Figure 25: Michael O’Malley’s redesign of this Vietnam history site shows how attention to the major principles of design, such as alignment and repetition, as well as some thought about the site’s theme (why gothic fonts when there are more appropriate ones such as Courier, which suggests typewriting), can transform a haphazard website into a more compelling form.

The application of Williams and Tollett’s four fundamental principles of design will raise a confusing eyesore to a legible, comprehensible, and aesthetically acceptable site. To go further, it is worth spending a little bit of time examining not the conventions of print but the conventions of art. Reacquaint yourself with artists who are masters of some of the formal techniques necessary for a well-designed website. For example, to get a sense of how light and dark elements can be placed on the page and made to contrast with one another and arrange themselves in telling and aesthetically pleasing ways, look at paintings by Joseph Wright of Derby or photographs by Ansel Adams. To see how text can look elegant in columns and rows, spaced properly, and laid out next to images, pick up a book on the Chinese painter and calligrapher Zhao Mengfu or a medieval European book of hours. Such works of art will add other principles—perhaps higher principles—to Williams and Tollett’s fundamentals of alignment, proximity, repetition, and contrast. These include proportion and balance, the advanced use of color and geometry, and the elusive concept known as beauty.

As the saying goes, however, you must first learn to crawl before you can walk, or perhaps run. Good historical web design begins, as Williams and Tollett emphasize, when you place text and any images or multimedia into relationships with each other and the other essential elements of a web page—for example, navigation buttons or a logo—with each element taking its rightful place and garnering the appropriate amount of attention. Alignment, proximity, repetition, and contrast must be used intelligently for visitors to your site to view, read, and understand these elements. We first look at each of the basic features of a web page, and then examine some good examples (and a few less optimal ones) of placing these features together in ways that enable and inspire us to think about and grasp the past (or in the imperfect examples, to obscure it).

9 O’Malley, “Building Effective Course Sites.”

10 Also, see Morris’s typographical and illustrative work for the Kelmscott Press, e.g., the individual head pages for each work in William Shakespeare, The Poems (London: Kelmscott Press, 1893) or the dense artistry found on Morris’s title page for Raoul Lafevre, The Recuyell of the Historyes of Troye (London: Kelmscott Press, 1892); Robert Strassler, ed., The Landmark Thucydides (New York: Free Press, 1996).

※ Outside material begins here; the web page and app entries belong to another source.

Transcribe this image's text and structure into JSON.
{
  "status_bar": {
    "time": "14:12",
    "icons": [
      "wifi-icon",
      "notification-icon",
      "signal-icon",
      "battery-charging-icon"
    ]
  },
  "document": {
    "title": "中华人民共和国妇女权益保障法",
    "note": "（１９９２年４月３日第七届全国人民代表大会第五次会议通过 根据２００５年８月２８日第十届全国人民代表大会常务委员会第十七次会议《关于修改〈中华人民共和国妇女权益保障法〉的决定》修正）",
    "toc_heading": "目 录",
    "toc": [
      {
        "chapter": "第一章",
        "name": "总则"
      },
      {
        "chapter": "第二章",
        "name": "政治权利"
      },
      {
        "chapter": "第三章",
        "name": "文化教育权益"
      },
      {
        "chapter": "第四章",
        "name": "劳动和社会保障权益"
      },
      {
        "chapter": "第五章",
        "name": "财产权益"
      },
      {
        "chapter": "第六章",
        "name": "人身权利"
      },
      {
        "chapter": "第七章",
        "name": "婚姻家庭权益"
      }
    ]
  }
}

11 Edward R. Tufte, The Visual Display of Quantitative Information (Cheshire, Conn.: Graphics Press, 1983); Edward R. Tufte, Envisioning Information (Cheshire, Conn.: Graphics Press, 1990); Edward R. Tufte, Visual Explanations: Images and Quantities, Evidence and Narrative (Cheshire, Conn.: Graphics Press, 1997).

12 Tufte, Visual Display of Quantitative Information, 40, ↪link 4.12.

13 Larry Gales, “Web Page Design Inspired by Edward Tufte,” and “Graphics and Web Design Based on Edward Tufte’s Principles,” Larry Gales, ↪links 4.13a and 4.13b.

14 Jeffrey Zeldman, Designing with Web Standards (Indianapolis, Ind.: New Riders, 2003), 25; “About: Mission,” The Web Standards Project, ↪link 4.14a; Simon Paquet, Marcio Galli, Ian Oeschger, Jim Ley, Daniel Ulrich, and Mike Cowperthwaite, “Using Web Standards in Your Web Pages,” Mozilla, ↪link 4.14b; Apple Developer Connection, “Web Page Development: Best Practices,” Apple, ↪link 4.14c.

15 Robin Williams and John Tollett, The Non-Designers Web Book: An Easy Guide to Creating, Designing, and Posting Your Own Web Site (2nd ed.; Berkeley, Calif.: Peachpit, 2000), Ch. 6.